Majors with heavy equipment are located on the first floor and majors such as advertising/design and information technology are located upstairs.0
Businesses Form partnerships with school tech program
By David Zaslawsky
Edwards Plumbing & Heating Owner Chuck Edwards talked to a group of students in Montgomery Public Schools technical education program.
His message was real simple: He had employees at retirement age, but nobody to replace them. Edwards may find some replacements, as he established a two-week rotation for three students. Now the school district is trying to incorporate a plumbing component into what are called majors at the new Montgomery Preparatory Academy for Career Technologies (MPACT) at One Center. The school already has a partnership with Dixie Electric, Plumbing & Air.
There are existing partnerships with the Montgomery Police Department and the City’s Fire/Rescue Department, which both have stations at One Center. The district also works closely with the Montgomery Sheriff’s Department. Students in the public safety major attend almost weekly events, including a mock crime scene investigation by the city’s crime scene unit.
One student has already passed the Fire College exam and the physical test. As soon as the student graduates and turns 18 he will become a firefighter. Another fire science student has passed the first portion of the Fire College exam and the physical test.
MPACT Principal Marsha Baugh has been talking to Information Transport Solutions about a partnership. Trane Area Service Manager Todd Clark has talked to students in the heating, ventilation, air conditioning (HVAC) major.
Alabama Power has worked with MPACT to set up a pilot program for future utility line workers and Baugh expects there will be other pilot programs at MPACT, which was scheduled to open in August.
Mike Jordan, area manager for Alabama Power’s Southern Division, was the first guest speaker in a First Fridays program operated by the Montgomery Area Chamber of Commerce, which included tours, mock interviews and guest speakers the first Friday of the month.
Perhaps one of the key partnerships is with Alabama Industrial Development Training, which is part of the Alabama Commerce Department and will have a home at MPACT. That home, which is the Montgomery Regional Workforce Training Center, gives students a chance to use AIDT resources and equipment during school hours. AIDT can access MPACT equipment after school.
The partnership between the school district and H. Councill Trenholm State Community College is likely to be enhanced – MPACT is located across the bypass from Trenholm.
“The impact of Trenholm and AIDT reflects on the idea of necessary resources being very close to where we need them to be,” said Montgomery Public Schools Superintendent Margaret Allen. “Having that close proximity is definitely a plus.”

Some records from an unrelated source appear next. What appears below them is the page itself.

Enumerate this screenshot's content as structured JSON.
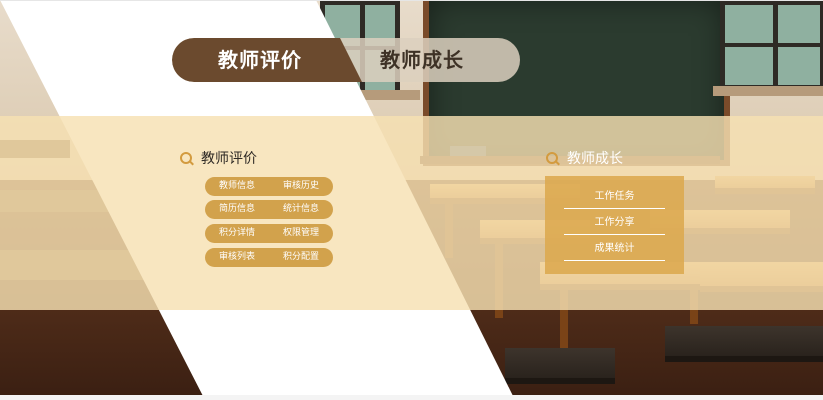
{
  "tabs": {
    "active_label": "教师评价",
    "inactive_label": "教师成长"
  },
  "left_section": {
    "title": "教师评价",
    "icon": "search-icon",
    "rows": [
      [
        "教师信息",
        "审核历史"
      ],
      [
        "简历信息",
        "统计信息"
      ],
      [
        "积分详情",
        "权限管理"
      ],
      [
        "审核列表",
        "积分配置"
      ]
    ]
  },
  "right_section": {
    "title": "教师成长",
    "icon": "search-icon",
    "items": [
      "工作任务",
      "工作分享",
      "成果统计"
    ]
  },
  "colors": {
    "tab_active": "#6b4a2e",
    "pill": "#d2a24c",
    "accent_icon": "#d39b3f",
    "menu_box": "#dca84e",
    "cream_band": "#f6e0b2"
  }
}
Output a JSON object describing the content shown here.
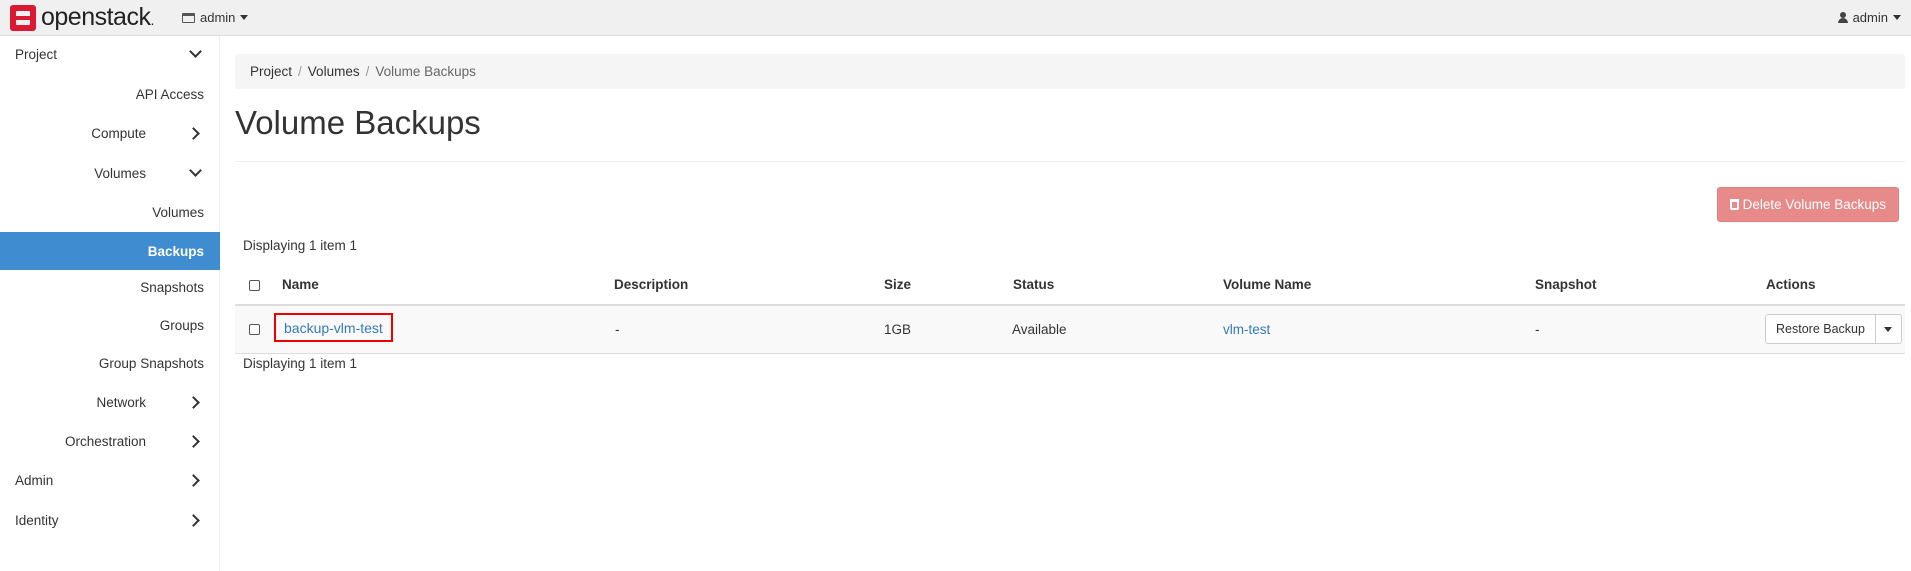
{
  "topbar": {
    "brand": "openstack",
    "brand_dot": ".",
    "project": "admin",
    "user": "admin"
  },
  "sidebar": {
    "items": [
      {
        "label": "Project",
        "level": 1,
        "chevron": "down"
      },
      {
        "label": "API Access",
        "level": 2
      },
      {
        "label": "Compute",
        "level": 2,
        "chevron": "right"
      },
      {
        "label": "Volumes",
        "level": 2,
        "chevron": "down"
      },
      {
        "label": "Volumes",
        "level": 3
      },
      {
        "label": "Backups",
        "level": 3,
        "active": true
      },
      {
        "label": "Snapshots",
        "level": 3
      },
      {
        "label": "Groups",
        "level": 3
      },
      {
        "label": "Group Snapshots",
        "level": 3
      },
      {
        "label": "Network",
        "level": 2,
        "chevron": "right"
      },
      {
        "label": "Orchestration",
        "level": 2,
        "chevron": "right"
      },
      {
        "label": "Admin",
        "level": 1,
        "chevron": "right"
      },
      {
        "label": "Identity",
        "level": 1,
        "chevron": "right"
      }
    ]
  },
  "breadcrumb": [
    "Project",
    "Volumes",
    "Volume Backups"
  ],
  "page": {
    "title": "Volume Backups",
    "delete_button": "Delete Volume Backups",
    "count_text": "Displaying 1 item 1"
  },
  "table": {
    "columns": [
      "Name",
      "Description",
      "Size",
      "Status",
      "Volume Name",
      "Snapshot",
      "Actions"
    ],
    "rows": [
      {
        "name": "backup-vlm-test",
        "description": "-",
        "size": "1GB",
        "status": "Available",
        "volume_name": "vlm-test",
        "snapshot": "-",
        "action": "Restore Backup"
      }
    ]
  },
  "colors": {
    "active_nav": "#3f8cd1",
    "link": "#337ab7",
    "danger_button": "#e68a8a",
    "highlight_box": "#e00000",
    "logo_red": "#da1a32"
  }
}
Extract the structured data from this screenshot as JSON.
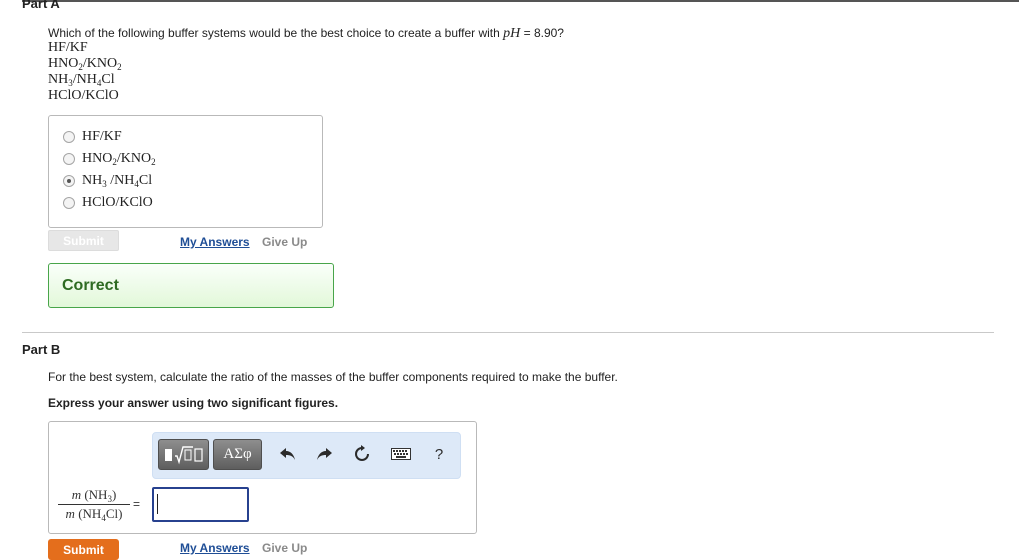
{
  "part_a": {
    "title": "Part A",
    "question_prefix": "Which of the following buffer systems would be the best choice to create a buffer with ",
    "question_ph": "pH",
    "question_suffix": " = 8.90?",
    "formulas": [
      {
        "a": "HF",
        "b": "KF"
      },
      {
        "a": "HNO",
        "a_sub": "2",
        "b": "KNO",
        "b_sub": "2"
      },
      {
        "a": "NH",
        "a_sub": "3",
        "b": "NH",
        "b_sub": "4",
        "b_tail": "Cl"
      },
      {
        "a": "HClO",
        "b": "KClO"
      }
    ],
    "choices": [
      {
        "id": "hf-kf",
        "selected": false
      },
      {
        "id": "hno2-kno2",
        "selected": false
      },
      {
        "id": "nh3-nh4cl",
        "selected": true
      },
      {
        "id": "hclo-kclo",
        "selected": false
      }
    ],
    "submit_label": "Submit",
    "my_answers_label": "My Answers",
    "give_up_label": "Give Up",
    "feedback": "Correct"
  },
  "part_b": {
    "title": "Part B",
    "question": "For the best system, calculate the ratio of the masses of the buffer components required to make the buffer.",
    "instruction": "Express your answer using two significant figures.",
    "toolbar": {
      "templates_icon": "templates-icon",
      "greek_label": "ΑΣφ",
      "undo_icon": "undo-icon",
      "redo_icon": "redo-icon",
      "reset_icon": "reset-icon",
      "keyboard_icon": "keyboard-icon",
      "help_label": "?"
    },
    "fraction_numerator_m": "m",
    "fraction_numerator_formula": "NH",
    "fraction_numerator_sub": "3",
    "fraction_denominator_m": "m",
    "fraction_denominator_formula": "NH",
    "fraction_denominator_sub": "4",
    "fraction_denominator_tail": "Cl",
    "equals": "=",
    "answer_value": "",
    "submit_label": "Submit",
    "my_answers_label": "My Answers",
    "give_up_label": "Give Up"
  },
  "colors": {
    "correct_border": "#48a54a",
    "correct_text": "#2e6b22",
    "submit_orange": "#e46e1c",
    "link_blue": "#1f4e96",
    "input_border": "#27418f"
  }
}
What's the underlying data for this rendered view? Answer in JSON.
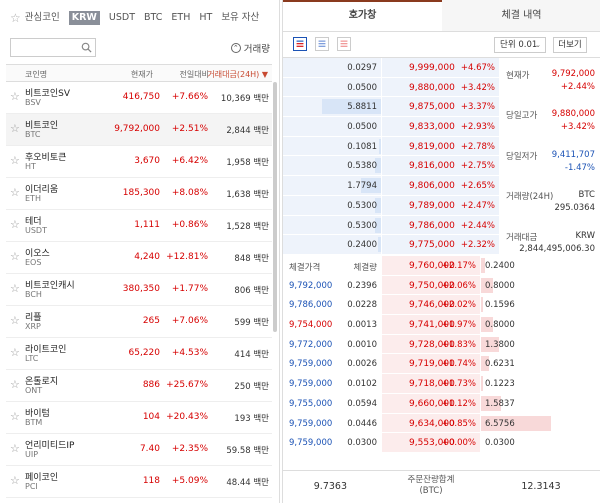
{
  "tabs": {
    "favorites": "관심코인",
    "items": [
      "KRW",
      "USDT",
      "BTC",
      "ETH",
      "HT",
      "보유 자산"
    ]
  },
  "search": {
    "placeholder": "",
    "sort_label": "거래량"
  },
  "coin_header": {
    "name": "코인명",
    "price": "현재가",
    "change": "전일대비",
    "volume": "거래대금(24H) ▼"
  },
  "coins": [
    {
      "name": "비트코인SV",
      "symbol": "BSV",
      "price": "416,750",
      "change": "+7.66%",
      "volume": "10,369 백만"
    },
    {
      "name": "비트코인",
      "symbol": "BTC",
      "price": "9,792,000",
      "change": "+2.51%",
      "volume": "2,844 백만"
    },
    {
      "name": "후오비토큰",
      "symbol": "HT",
      "price": "3,670",
      "change": "+6.42%",
      "volume": "1,958 백만"
    },
    {
      "name": "이더리움",
      "symbol": "ETH",
      "price": "185,300",
      "change": "+8.08%",
      "volume": "1,638 백만"
    },
    {
      "name": "테더",
      "symbol": "USDT",
      "price": "1,111",
      "change": "+0.86%",
      "volume": "1,528 백만"
    },
    {
      "name": "이오스",
      "symbol": "EOS",
      "price": "4,240",
      "change": "+12.81%",
      "volume": "848 백만"
    },
    {
      "name": "비트코인캐시",
      "symbol": "BCH",
      "price": "380,350",
      "change": "+1.77%",
      "volume": "806 백만"
    },
    {
      "name": "리플",
      "symbol": "XRP",
      "price": "265",
      "change": "+7.06%",
      "volume": "599 백만"
    },
    {
      "name": "라이트코인",
      "symbol": "LTC",
      "price": "65,220",
      "change": "+4.53%",
      "volume": "414 백만"
    },
    {
      "name": "온톨로지",
      "symbol": "ONT",
      "price": "886",
      "change": "+25.67%",
      "volume": "250 백만"
    },
    {
      "name": "바이텀",
      "symbol": "BTM",
      "price": "104",
      "change": "+20.43%",
      "volume": "193 백만"
    },
    {
      "name": "언리미티드IP",
      "symbol": "UIP",
      "price": "7.40",
      "change": "+2.35%",
      "volume": "59.58 백만"
    },
    {
      "name": "페이코인",
      "symbol": "PCI",
      "price": "118",
      "change": "+5.09%",
      "volume": "48.44 백만"
    }
  ],
  "right_tabs": [
    "호가창",
    "체결 내역"
  ],
  "toolbar": {
    "unit": "단위 0.01",
    "more": "더보기"
  },
  "asks": [
    {
      "qty": "0.0297",
      "qty_frac": 0.0,
      "price": "9,999,000",
      "change": "+4.67%"
    },
    {
      "qty": "0.0500",
      "qty_frac": 0.0,
      "price": "9,880,000",
      "change": "+3.42%"
    },
    {
      "qty": "5.8811",
      "qty_frac": 0.6,
      "price": "9,875,000",
      "change": "+3.37%"
    },
    {
      "qty": "0.0500",
      "qty_frac": 0.0,
      "price": "9,833,000",
      "change": "+2.93%"
    },
    {
      "qty": "0.1081",
      "qty_frac": 0.02,
      "price": "9,819,000",
      "change": "+2.78%"
    },
    {
      "qty": "0.5380",
      "qty_frac": 0.06,
      "price": "9,816,000",
      "change": "+2.75%"
    },
    {
      "qty": "1.7794",
      "qty_frac": 0.2,
      "price": "9,806,000",
      "change": "+2.65%"
    },
    {
      "qty": "0.5300",
      "qty_frac": 0.06,
      "price": "9,789,000",
      "change": "+2.47%"
    },
    {
      "qty": "0.5300",
      "qty_frac": 0.06,
      "price": "9,786,000",
      "change": "+2.44%"
    },
    {
      "qty": "0.2400",
      "qty_frac": 0.03,
      "price": "9,775,000",
      "change": "+2.32%"
    }
  ],
  "info": {
    "current_label": "현재가",
    "current_value": "9,792,000",
    "current_change": "+2.44%",
    "high_label": "당일고가",
    "high_value": "9,880,000",
    "high_change": "+3.42%",
    "low_label": "당일저가",
    "low_value": "9,411,707",
    "low_change": "-1.47%",
    "vol_label": "거래량(24H)",
    "vol_unit": "BTC",
    "vol_value": "295.0364",
    "amt_label": "거래대금",
    "amt_unit": "KRW",
    "amt_value": "2,844,495,006.30"
  },
  "trade_header": {
    "price": "체결가격",
    "qty": "체결량"
  },
  "bids": [
    {
      "tprice": "",
      "tqty": "",
      "price": "9,760,000",
      "change": "+2.17%",
      "qty": "0.2400",
      "qty_frac": 0.03
    },
    {
      "tprice": "9,792,000",
      "tqty": "0.2396",
      "price": "9,750,000",
      "change": "+2.06%",
      "qty": "0.8000",
      "qty_frac": 0.1
    },
    {
      "tprice": "9,786,000",
      "tqty": "0.0228",
      "price": "9,746,000",
      "change": "+2.02%",
      "qty": "0.1596",
      "qty_frac": 0.02
    },
    {
      "tprice": "9,754,000",
      "tqty": "0.0013",
      "price": "9,741,000",
      "change": "+1.97%",
      "qty": "0.8000",
      "qty_frac": 0.1
    },
    {
      "tprice": "9,772,000",
      "tqty": "0.0010",
      "price": "9,728,000",
      "change": "+1.83%",
      "qty": "1.3800",
      "qty_frac": 0.15
    },
    {
      "tprice": "9,759,000",
      "tqty": "0.0026",
      "price": "9,719,000",
      "change": "+1.74%",
      "qty": "0.6231",
      "qty_frac": 0.07
    },
    {
      "tprice": "9,759,000",
      "tqty": "0.0102",
      "price": "9,718,000",
      "change": "+1.73%",
      "qty": "0.1223",
      "qty_frac": 0.02
    },
    {
      "tprice": "9,755,000",
      "tqty": "0.0594",
      "price": "9,660,000",
      "change": "+1.12%",
      "qty": "1.5837",
      "qty_frac": 0.17
    },
    {
      "tprice": "9,759,000",
      "tqty": "0.0446",
      "price": "9,634,000",
      "change": "+0.85%",
      "qty": "6.5756",
      "qty_frac": 0.58
    },
    {
      "tprice": "9,759,000",
      "tqty": "0.0300",
      "price": "9,553,000",
      "change": "+0.00%",
      "qty": "0.0300",
      "qty_frac": 0.0
    }
  ],
  "footer": {
    "ask_total": "9.7363",
    "label_line1": "주문잔량합계",
    "label_line2": "(BTC)",
    "bid_total": "12.3143"
  },
  "colors": {
    "up": "#d60000",
    "down": "#1c53b5",
    "accent": "#8a3a1e",
    "ask_bg": "#eef3fb",
    "bid_bg": "#fcecec"
  }
}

A boost to the dual enrollment program is likely with Trenholm so close, and now being a state community college after receiving accreditation. Students in dual enrollment attend high school and take community college courses at the same time and may graduate with both a high school degree and associate arts degree, or need to take a few more courses for their AA degree.
Allen hopes that partnerships with MPACT expand to other aspects of the district. “It would be awesome if more businesses want to be partners with Montgomery Public Schools,” she said.
Local businesses have turned to students in the technical education program for help. Even other schools have sought help, including building stairs to a stage.
“The partnerships that have come moving from a career tech center and this new building has opened up so many opportunities for our current students,” Baugh said. “I can only anticipate a tremendous amount (of more partnerships) once we’re able to get in here and have the proper equipment.”